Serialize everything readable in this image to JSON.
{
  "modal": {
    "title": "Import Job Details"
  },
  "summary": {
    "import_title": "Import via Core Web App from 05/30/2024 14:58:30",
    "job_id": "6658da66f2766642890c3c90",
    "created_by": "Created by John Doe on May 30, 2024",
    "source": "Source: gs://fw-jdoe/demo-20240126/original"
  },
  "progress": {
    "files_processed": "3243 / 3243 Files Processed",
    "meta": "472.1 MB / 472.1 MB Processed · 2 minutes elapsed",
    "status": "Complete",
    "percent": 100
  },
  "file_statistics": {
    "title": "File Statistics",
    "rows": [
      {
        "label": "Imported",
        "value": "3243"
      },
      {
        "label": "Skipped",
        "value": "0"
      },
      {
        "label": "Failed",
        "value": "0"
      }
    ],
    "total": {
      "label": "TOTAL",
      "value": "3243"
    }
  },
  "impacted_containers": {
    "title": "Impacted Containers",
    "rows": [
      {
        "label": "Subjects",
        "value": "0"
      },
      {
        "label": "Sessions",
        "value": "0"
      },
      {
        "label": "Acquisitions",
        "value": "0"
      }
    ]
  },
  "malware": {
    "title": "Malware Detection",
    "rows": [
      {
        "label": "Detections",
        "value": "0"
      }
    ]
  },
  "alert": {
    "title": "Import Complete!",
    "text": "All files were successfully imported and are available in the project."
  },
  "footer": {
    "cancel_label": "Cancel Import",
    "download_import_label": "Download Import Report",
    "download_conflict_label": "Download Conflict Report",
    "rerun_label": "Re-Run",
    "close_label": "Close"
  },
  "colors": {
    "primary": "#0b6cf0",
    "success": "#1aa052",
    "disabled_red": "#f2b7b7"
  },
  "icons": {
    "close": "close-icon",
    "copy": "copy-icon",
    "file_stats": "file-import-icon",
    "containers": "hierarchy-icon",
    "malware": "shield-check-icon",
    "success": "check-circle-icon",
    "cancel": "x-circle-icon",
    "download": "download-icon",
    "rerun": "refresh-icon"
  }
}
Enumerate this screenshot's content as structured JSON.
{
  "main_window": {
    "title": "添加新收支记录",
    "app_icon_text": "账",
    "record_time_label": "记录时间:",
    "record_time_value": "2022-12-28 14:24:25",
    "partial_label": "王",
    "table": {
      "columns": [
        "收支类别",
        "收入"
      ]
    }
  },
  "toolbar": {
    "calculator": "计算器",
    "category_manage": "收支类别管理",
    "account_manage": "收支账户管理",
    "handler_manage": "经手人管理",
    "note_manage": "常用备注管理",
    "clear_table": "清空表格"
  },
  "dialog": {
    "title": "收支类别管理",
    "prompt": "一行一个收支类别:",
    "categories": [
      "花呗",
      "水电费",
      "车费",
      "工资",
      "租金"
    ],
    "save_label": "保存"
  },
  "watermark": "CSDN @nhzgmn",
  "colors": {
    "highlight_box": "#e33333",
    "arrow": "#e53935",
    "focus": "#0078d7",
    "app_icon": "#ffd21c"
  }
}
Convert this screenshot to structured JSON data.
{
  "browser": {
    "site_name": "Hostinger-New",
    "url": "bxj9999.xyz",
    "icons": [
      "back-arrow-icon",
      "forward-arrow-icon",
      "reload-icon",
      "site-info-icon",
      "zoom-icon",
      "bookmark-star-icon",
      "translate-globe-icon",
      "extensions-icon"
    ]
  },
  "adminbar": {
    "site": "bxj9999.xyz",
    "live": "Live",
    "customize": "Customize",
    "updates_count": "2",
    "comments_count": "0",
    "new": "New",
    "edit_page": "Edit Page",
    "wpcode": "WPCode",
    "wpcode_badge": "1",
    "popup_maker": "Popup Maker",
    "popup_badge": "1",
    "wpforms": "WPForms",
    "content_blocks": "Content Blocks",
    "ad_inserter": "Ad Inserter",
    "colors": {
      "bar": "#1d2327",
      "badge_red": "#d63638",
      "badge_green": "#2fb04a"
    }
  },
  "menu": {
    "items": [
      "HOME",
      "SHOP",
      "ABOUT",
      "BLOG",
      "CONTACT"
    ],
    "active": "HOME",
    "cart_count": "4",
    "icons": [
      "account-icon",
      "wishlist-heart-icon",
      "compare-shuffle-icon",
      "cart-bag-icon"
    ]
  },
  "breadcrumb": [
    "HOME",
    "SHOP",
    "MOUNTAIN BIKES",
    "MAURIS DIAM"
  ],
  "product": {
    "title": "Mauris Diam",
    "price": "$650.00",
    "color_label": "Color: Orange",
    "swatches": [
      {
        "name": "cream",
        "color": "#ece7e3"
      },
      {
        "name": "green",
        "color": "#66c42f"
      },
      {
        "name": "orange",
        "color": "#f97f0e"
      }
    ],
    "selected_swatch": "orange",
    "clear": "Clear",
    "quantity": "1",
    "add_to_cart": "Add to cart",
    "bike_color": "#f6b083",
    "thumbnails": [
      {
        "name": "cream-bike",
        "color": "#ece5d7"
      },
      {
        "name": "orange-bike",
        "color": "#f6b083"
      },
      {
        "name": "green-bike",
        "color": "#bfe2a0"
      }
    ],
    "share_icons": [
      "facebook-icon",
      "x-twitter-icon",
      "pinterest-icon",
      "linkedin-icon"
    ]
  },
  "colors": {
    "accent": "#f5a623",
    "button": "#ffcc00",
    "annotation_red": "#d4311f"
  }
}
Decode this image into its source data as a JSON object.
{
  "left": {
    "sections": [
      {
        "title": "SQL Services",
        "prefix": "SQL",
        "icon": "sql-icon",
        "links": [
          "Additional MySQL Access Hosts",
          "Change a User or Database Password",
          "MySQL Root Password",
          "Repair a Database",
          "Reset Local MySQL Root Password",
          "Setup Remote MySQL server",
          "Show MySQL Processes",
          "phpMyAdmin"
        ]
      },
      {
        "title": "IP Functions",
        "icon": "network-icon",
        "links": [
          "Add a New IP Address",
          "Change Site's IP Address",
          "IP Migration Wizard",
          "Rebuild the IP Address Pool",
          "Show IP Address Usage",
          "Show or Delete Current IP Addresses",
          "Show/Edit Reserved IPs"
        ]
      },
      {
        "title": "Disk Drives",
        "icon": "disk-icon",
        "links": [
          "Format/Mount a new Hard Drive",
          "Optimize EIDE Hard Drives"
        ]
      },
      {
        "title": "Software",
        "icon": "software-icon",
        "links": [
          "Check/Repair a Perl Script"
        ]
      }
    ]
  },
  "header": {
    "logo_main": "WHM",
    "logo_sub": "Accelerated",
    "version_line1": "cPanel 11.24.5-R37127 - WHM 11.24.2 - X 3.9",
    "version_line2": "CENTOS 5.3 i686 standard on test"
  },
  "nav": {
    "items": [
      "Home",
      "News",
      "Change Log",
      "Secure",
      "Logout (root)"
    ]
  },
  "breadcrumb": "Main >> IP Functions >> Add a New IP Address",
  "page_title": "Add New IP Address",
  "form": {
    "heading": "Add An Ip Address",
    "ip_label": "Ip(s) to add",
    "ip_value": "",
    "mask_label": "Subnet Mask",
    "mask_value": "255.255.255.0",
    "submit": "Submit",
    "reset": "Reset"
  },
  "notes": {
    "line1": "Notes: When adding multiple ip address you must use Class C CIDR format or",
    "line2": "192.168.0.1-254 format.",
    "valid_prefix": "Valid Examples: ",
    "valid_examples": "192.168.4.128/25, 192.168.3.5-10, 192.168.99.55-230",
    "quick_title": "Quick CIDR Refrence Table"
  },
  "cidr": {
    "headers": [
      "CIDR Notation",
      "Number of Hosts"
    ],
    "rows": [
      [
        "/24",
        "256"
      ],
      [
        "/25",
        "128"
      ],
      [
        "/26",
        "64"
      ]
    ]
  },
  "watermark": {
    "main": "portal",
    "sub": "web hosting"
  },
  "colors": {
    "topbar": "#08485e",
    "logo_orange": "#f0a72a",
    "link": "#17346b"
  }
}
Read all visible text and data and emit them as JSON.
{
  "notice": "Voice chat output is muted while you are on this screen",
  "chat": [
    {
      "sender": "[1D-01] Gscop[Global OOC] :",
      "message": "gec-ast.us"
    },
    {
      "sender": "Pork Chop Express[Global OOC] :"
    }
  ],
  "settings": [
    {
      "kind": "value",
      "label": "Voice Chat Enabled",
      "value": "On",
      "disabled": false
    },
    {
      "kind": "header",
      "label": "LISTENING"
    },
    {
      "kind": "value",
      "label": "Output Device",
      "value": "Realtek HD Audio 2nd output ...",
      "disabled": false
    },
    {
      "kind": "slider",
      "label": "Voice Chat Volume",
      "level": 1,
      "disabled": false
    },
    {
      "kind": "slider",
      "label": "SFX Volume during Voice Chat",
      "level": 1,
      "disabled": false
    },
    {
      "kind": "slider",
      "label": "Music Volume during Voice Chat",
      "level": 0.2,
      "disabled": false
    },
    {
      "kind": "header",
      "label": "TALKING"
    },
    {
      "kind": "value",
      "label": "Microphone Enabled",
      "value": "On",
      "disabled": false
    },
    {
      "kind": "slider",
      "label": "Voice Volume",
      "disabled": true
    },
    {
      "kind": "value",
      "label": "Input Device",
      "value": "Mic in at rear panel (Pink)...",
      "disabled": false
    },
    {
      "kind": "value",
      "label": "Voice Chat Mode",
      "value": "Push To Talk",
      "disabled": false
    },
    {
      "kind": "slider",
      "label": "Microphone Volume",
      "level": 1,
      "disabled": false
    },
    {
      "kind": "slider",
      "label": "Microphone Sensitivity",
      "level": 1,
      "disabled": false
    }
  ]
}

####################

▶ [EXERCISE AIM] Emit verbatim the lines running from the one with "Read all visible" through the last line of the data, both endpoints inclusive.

▶ [SOLUTION FOR THIS EXERCISE]
Read all visible text and data and emit them as JSON.
{
  "notice": "Voice chat output is muted while you are on this screen",
  "chat": [
    {
      "sender": "[1D-01] Gscop[Global OOC] :",
      "message": "gec-ast.us"
    },
    {
      "sender": "Pork Chop Express[Global OOC] :"
    }
  ],
  "settings": [
    {
      "kind": "value",
      "label": "Voice Chat Enabled",
      "value": "On",
      "disabled": false
    },
    {
      "kind": "header",
      "label": "LISTENING"
    },
    {
      "kind": "value",
      "label": "Output Device",
      "value": "Realtek HD Audio 2nd output ...",
      "disabled": false
    },
    {
      "kind": "slider",
      "label": "Voice Chat Volume",
      "level": 1,
      "disabled": false
    },
    {
      "kind": "slider",
      "label": "SFX Volume during Voice Chat",
      "level": 1,
      "disabled": false
    },
    {
      "kind": "slider",
      "label": "Music Volume during Voice Chat",
      "level": 0.2,
      "disabled": false
    },
    {
      "kind": "header",
      "label": "TALKING"
    },
    {
      "kind": "value",
      "label": "Microphone Enabled",
      "value": "On",
      "disabled": false
    },
    {
      "kind": "slider",
      "label": "Voice Volume",
      "disabled": true
    },
    {
      "kind": "value",
      "label": "Input Device",
      "value": "Mic in at rear panel (Pink)...",
      "disabled": false
    },
    {
      "kind": "value",
      "label": "Voice Chat Mode",
      "value": "Push To Talk",
      "disabled": false
    },
    {
      "kind": "slider",
      "label": "Microphone Volume",
      "level": 1,
      "disabled": false
    },
    {
      "kind": "slider",
      "label": "Microphone Sensitivity",
      "level": 1,
      "disabled": false
    }
  ]
}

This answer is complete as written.